> [Exercise requirements] Where a record contains a picture, omit the picture and repeat the rest exactly.

= Beginning of Section =

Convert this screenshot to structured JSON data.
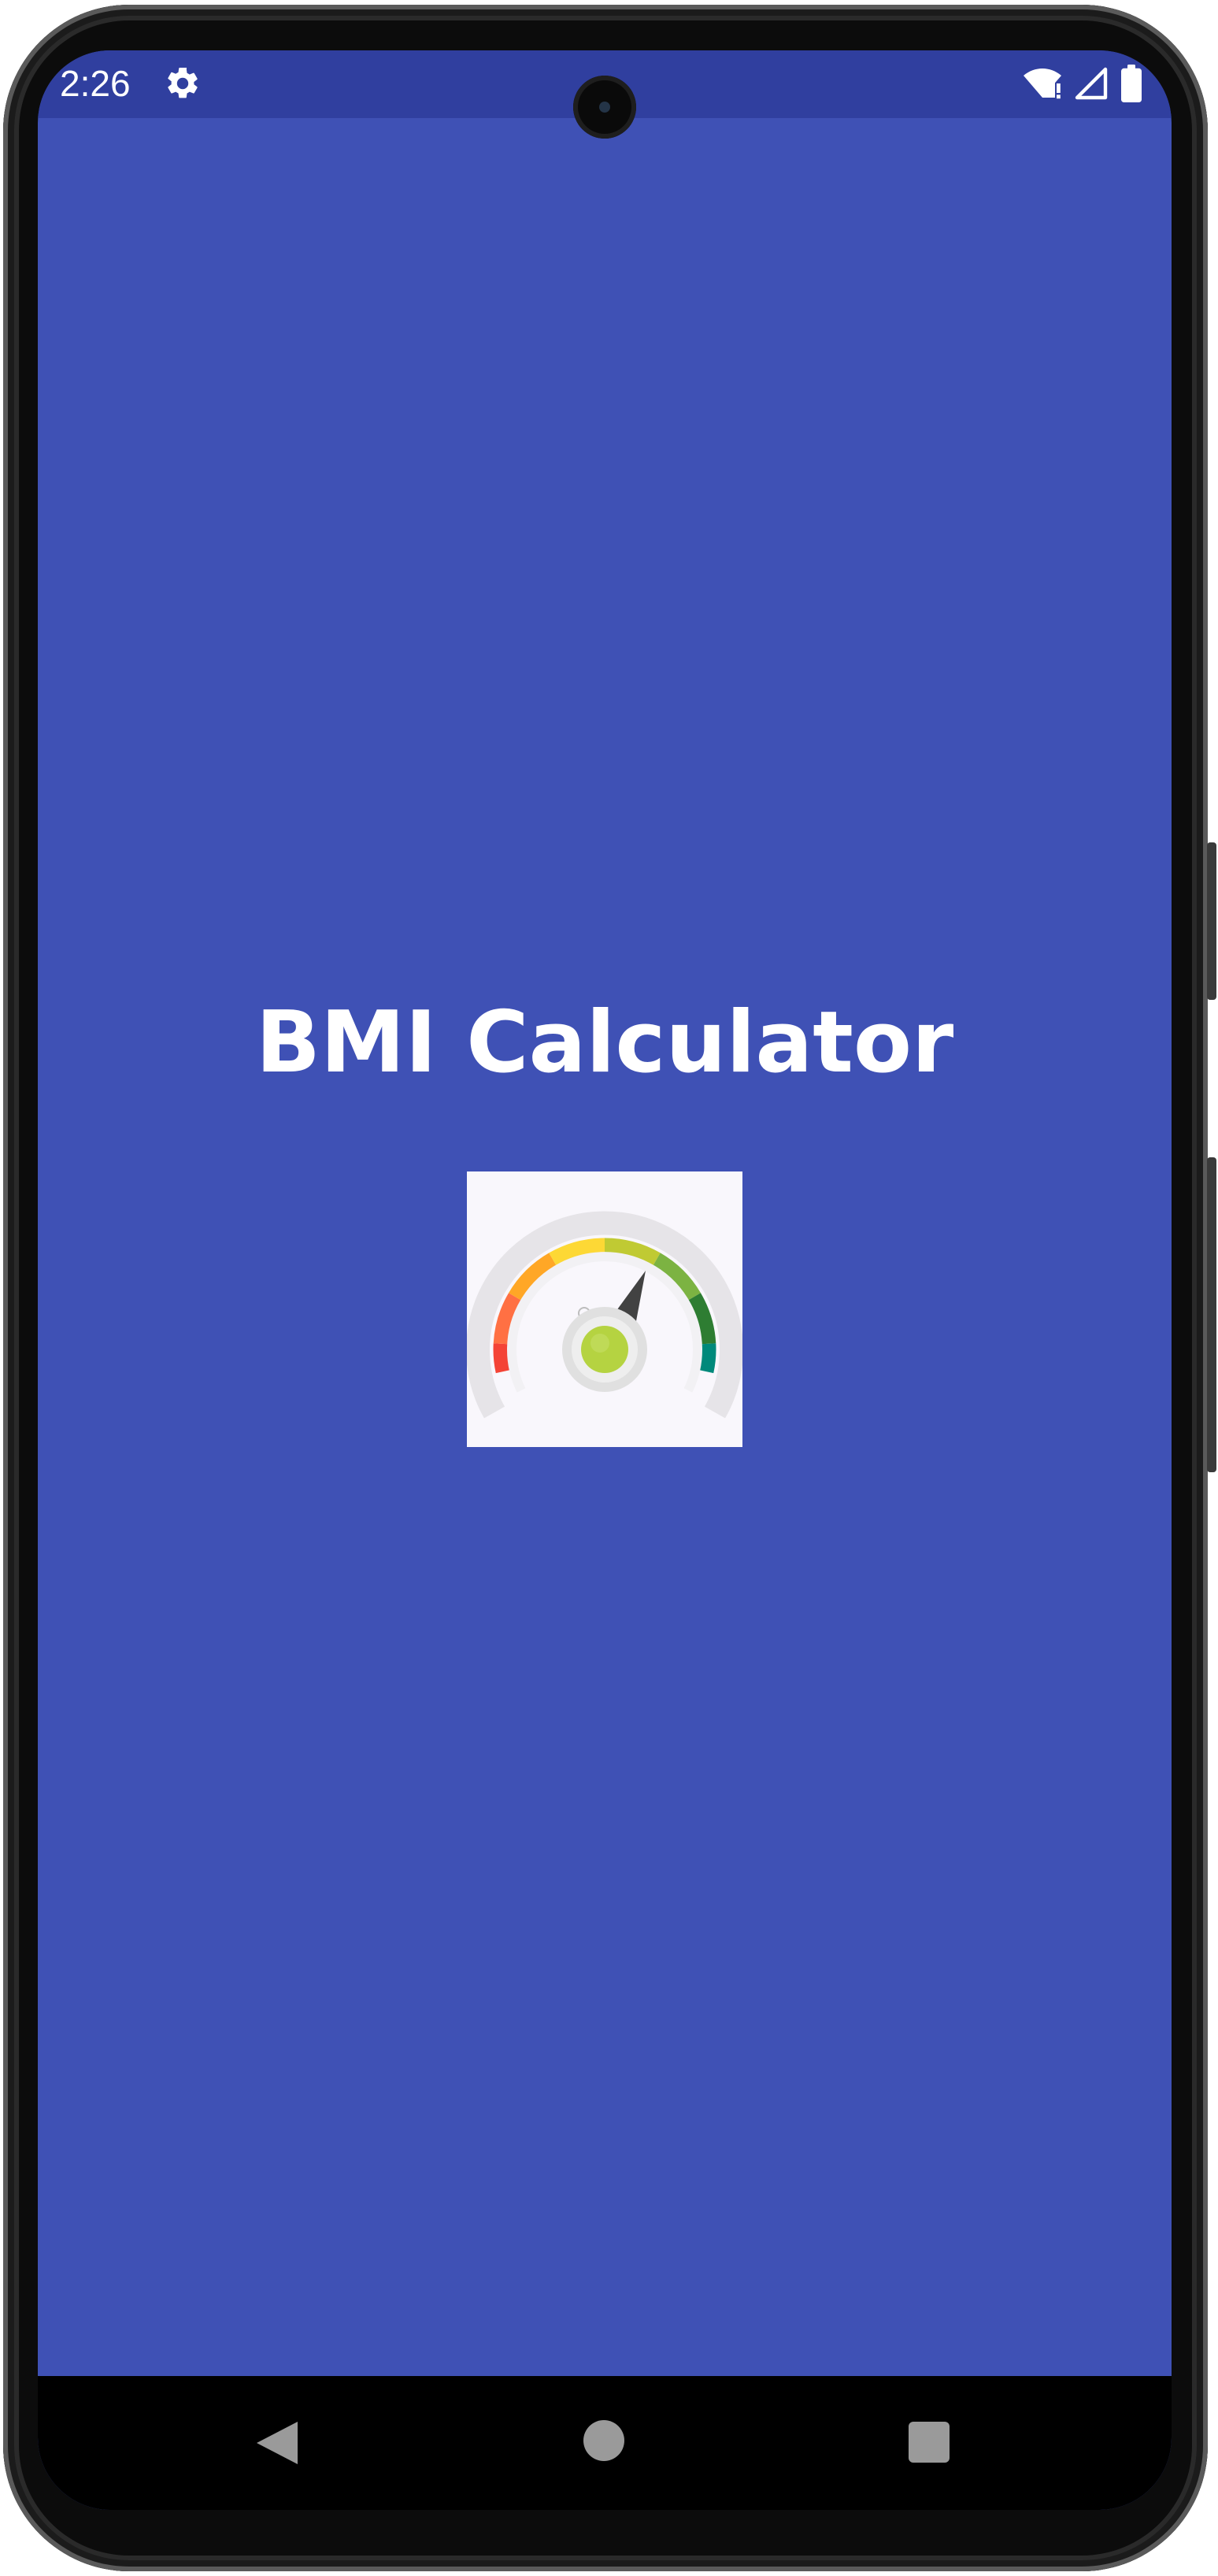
{
  "status_bar": {
    "time": "2:26",
    "icons": [
      "settings-gear-icon",
      "wifi-icon",
      "cell-signal-icon",
      "battery-icon"
    ],
    "background_color": "#303f9f"
  },
  "app": {
    "title": "BMI Calculator",
    "logo_icon": "bmi-gauge-icon",
    "background_color": "#3f51b5",
    "logo_gauge_colors": [
      "#f44336",
      "#ff9800",
      "#ffeb3b",
      "#cddc39",
      "#8bc34a",
      "#4caf50",
      "#009688"
    ]
  },
  "navigation_bar": {
    "buttons": [
      "back-icon",
      "home-icon",
      "recents-icon"
    ]
  }
}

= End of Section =

> [Written solution]
Convert this screenshot to structured JSON data.
{
  "status_bar": {
    "time": "2:26",
    "icons": [
      "settings-gear-icon",
      "wifi-icon",
      "cell-signal-icon",
      "battery-icon"
    ],
    "background_color": "#303f9f"
  },
  "app": {
    "title": "BMI Calculator",
    "logo_icon": "bmi-gauge-icon",
    "background_color": "#3f51b5",
    "logo_gauge_colors": [
      "#f44336",
      "#ff9800",
      "#ffeb3b",
      "#cddc39",
      "#8bc34a",
      "#4caf50",
      "#009688"
    ]
  },
  "navigation_bar": {
    "buttons": [
      "back-icon",
      "home-icon",
      "recents-icon"
    ]
  }
}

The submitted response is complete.